Two things- 1) it is impossible to get the exact same brightness balance between avies and their surroundings as the old viewer for the reason just mentioned. Super bright avies would mean a stark white world. If you’re not satisfied, just boost some of the brightness in your avies and you’ll get it just where you want it. 2) Textures. Okay, this is a big one. I did a lot of flat-face-against-the-sun testing. Meaning, I’d set up a cube, set the time to noon, and load textures onto its upper surface. I think it now behaves much closer to acceptable levels, but still brightens just the right amount to “feel” sunny. Most textures get boosted about 20% in brightness at the sun’s apex (noon), which is much less than before. We could have made it such that at their brightest, textures were only as bright as their native RGB values. But welcome back to flat 1997 lighting 🙂 Yes, this means near-white textures like very bright cement will become white at noon.. But COME ON! It’s what’s supposed to happen to bright materials in direct sunlight. We have to start moving away from the flat shaded look. Now, if you really disagree and want to do some tests, just load up “Default” or “A-12PM” (they’re the same setting) and lower Sun/Moon Color to 0.2 or thereabouts. You’ll probably agree it starts to look like an overcast day. All in all I think the current settings now respect old content but have some of the flair that this new lighting model lends.
Sunrise….. Sunset…. and Nighttime
Is this the little pixel I rendered?…..Is this the vertex I transformed?… (sorry, had to 🙂 ). So, as there were some complaints about these times of day, I took a look at them as well, and here’s what I found-
Nighttime– I did A/B testing with the old viewer and all our brightness values seemed the same. But as there was some concern, I lowered the overall brightness for most of the nighttime settings and hopefully it’ll be good now.

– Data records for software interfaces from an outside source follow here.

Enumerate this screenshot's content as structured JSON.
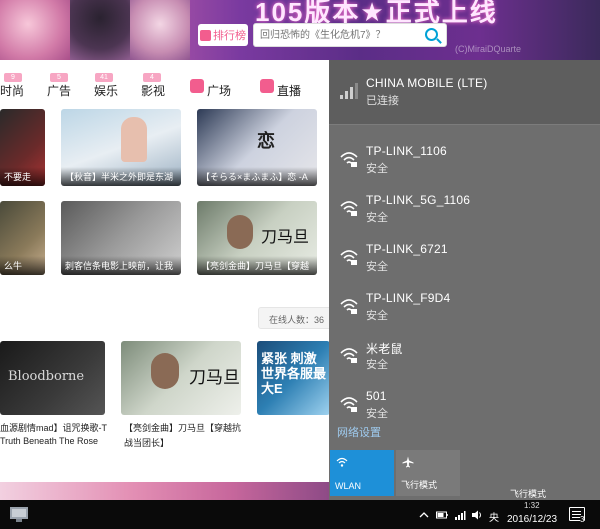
{
  "banner": {
    "title": "105版本★正式上线",
    "rank_label": "排行榜",
    "search_placeholder": "回归恐怖的《生化危机7》？",
    "watermark": "(C)MiraiDQuarte"
  },
  "nav": {
    "items": [
      {
        "label": "时尚",
        "badge": "9"
      },
      {
        "label": "广告",
        "badge": "5"
      },
      {
        "label": "娱乐",
        "badge": "41"
      },
      {
        "label": "影视",
        "badge": "4"
      },
      {
        "label": "广场",
        "badge": ""
      },
      {
        "label": "直播",
        "badge": ""
      }
    ]
  },
  "videos": {
    "row1": [
      {
        "caption": "不要走"
      },
      {
        "caption": "【秋音】半米之外即是东湖"
      },
      {
        "caption": "【そらる×まふまふ】恋 -A"
      }
    ],
    "row2": [
      {
        "caption": "么牛"
      },
      {
        "caption": "刺客信条电影上映前，让我"
      },
      {
        "caption": "【亮剑金曲】刀马旦【穿越"
      }
    ],
    "row3": [
      {
        "thumb_text": "Bloodborne",
        "title1": "血源剧情mad】诅咒换歌-T",
        "title2": "Truth Beneath The Rose"
      },
      {
        "thumb_text": "刀马旦",
        "title1": "【亮剑金曲】刀马旦【穿越抗",
        "title2": "战当团长】"
      },
      {
        "thumb_text": "紧张 刺激 世界各服最 大E",
        "title1": "",
        "title2": ""
      }
    ],
    "thumb_text_row2": "刀马旦",
    "thumb_text_row1": "恋",
    "online_label": "在线人数：36"
  },
  "wifi": {
    "connected": {
      "name": "CHINA MOBILE (LTE)",
      "status": "已连接"
    },
    "networks": [
      {
        "name": "TP-LINK_1106",
        "status": "安全"
      },
      {
        "name": "TP-LINK_5G_1106",
        "status": "安全"
      },
      {
        "name": "TP-LINK_6721",
        "status": "安全"
      },
      {
        "name": "TP-LINK_F9D4",
        "status": "安全"
      },
      {
        "name": "米老鼠",
        "status": "安全"
      },
      {
        "name": "501",
        "status": "安全"
      }
    ],
    "settings_link": "网络设置",
    "quick_actions": [
      {
        "label": "WLAN",
        "active": true,
        "color": "#1e90d8"
      },
      {
        "label": "飞行模式",
        "active": false,
        "color": "#7a7a7a"
      }
    ],
    "tooltip": "飞行模式"
  },
  "taskbar": {
    "ime": "央",
    "time": "1:32",
    "date": "2016/12/23",
    "notification_count": "3"
  }
}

Sunrise/Sunset– So here’s what I think. I really like our current sunset (A-6:00pm). It’s dark. It’s fiery. It’s dramatic. IT’S FREAKIN SUNSET! I don’t know why you’d want more bright ambient when the sun is setting- I mean, it has to cross over to nighttime at some point (?) Meaning nearly all the ambient illumination of the day is going to go away, and I don’t know where else it should really happen, especially since there is a good bit of ambient illumination well past dusk. BUT, as I am one and you are many, if it’s really an issue I’ll boost the ambient here for the next release. But realize- it’s postponing the inevitable- the sun and the daytime have to go away- either at 6:00pm or 7:00pm or 8:00pm. This ain’t Greenland people! (Well, once we make WL tradeable assets, you can make it so!) Re: sunrise, I capitulated and gave it more ambient- it now looks nicer and happier as it ushers in the new day 🙂 . But if you want more, I would ask you this- when should the light emerge? It can’t be 12pm at 4am in the morning! Sunsets and sunrises are darker times, people. Darker times! 😉
All joke aside, we’re obviously looking forward to keeping this the blog to comment on for these issues. It’s been a long time coming, you now know what we’re considering internally, and we look forward to hearing your thoughts on the new presets and all of these aesthetic issues!

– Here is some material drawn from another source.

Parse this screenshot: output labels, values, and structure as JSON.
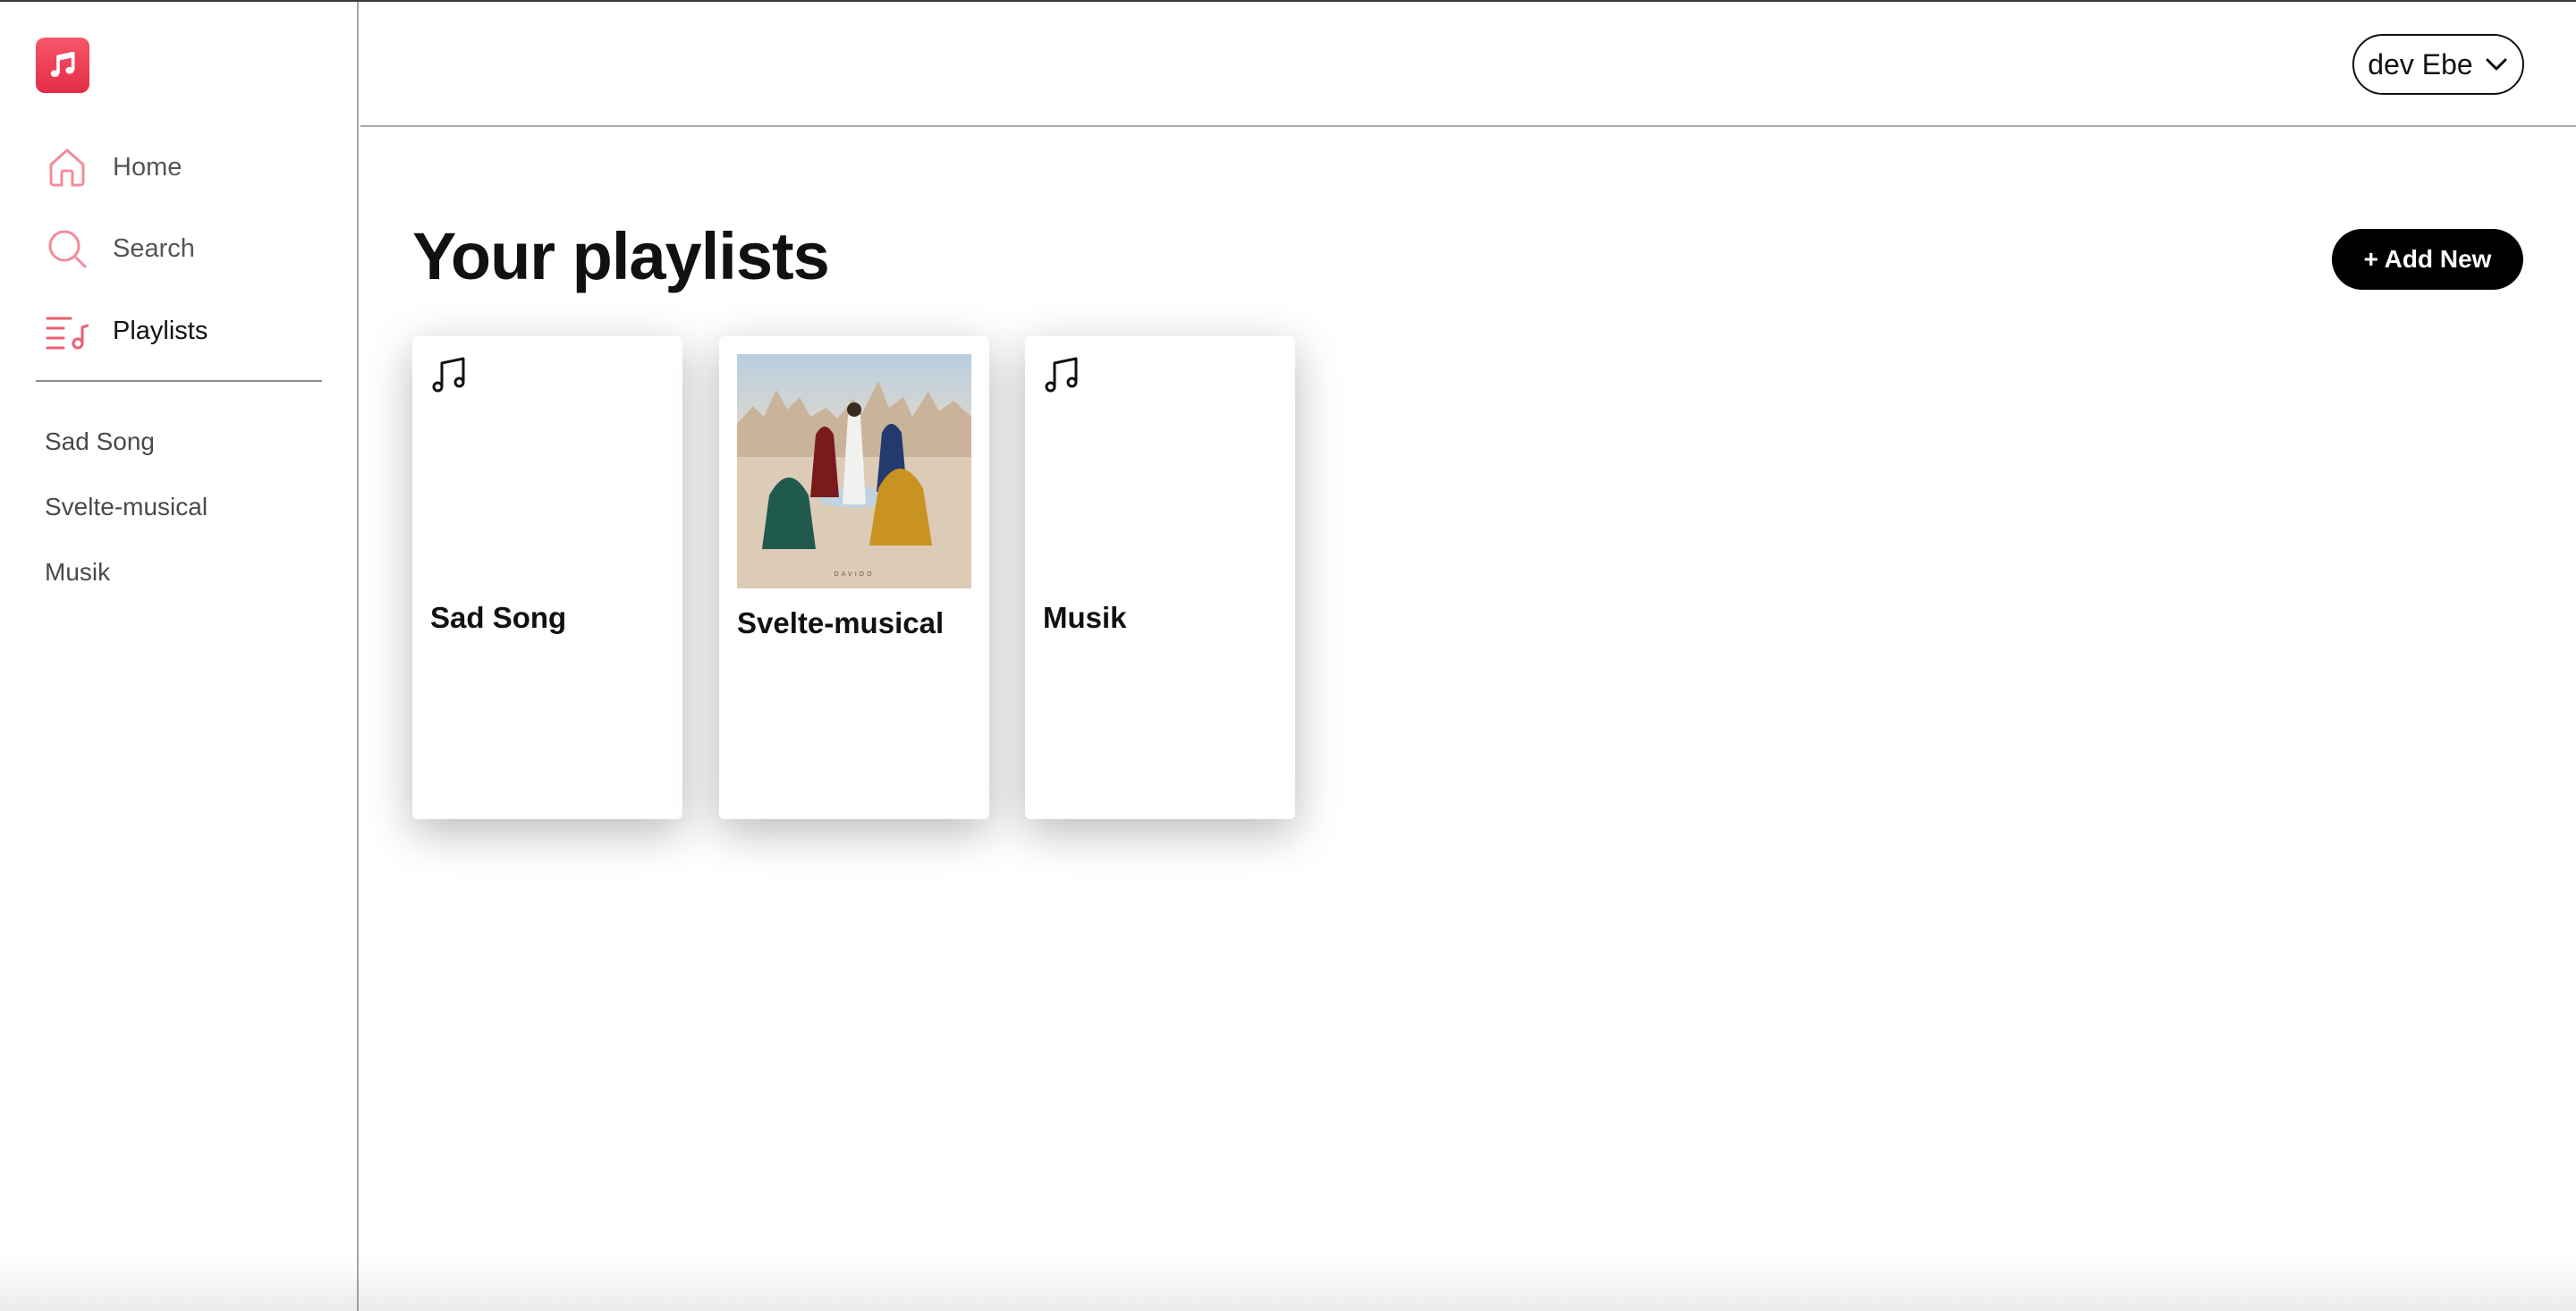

Light away! (and oh yeah, links)…..
- See the full list of open WindLight bugs.
- See the big list of fixed WindLight bugs!
- Issue tracking/reporting
Come to WindLight office hours! These are at:
- Brampton Linden Stage: 106/166/25
- Tuesdays 8:00am – 9:00am PDT (ongoing)
- Thursdays 1:00pm- 2:00pm PDT (ongoing)
If you miss a session, transcripts are posted here.
Below you’ll find links to important info related to WindLight:
Pastrami Linden and the WindLight Team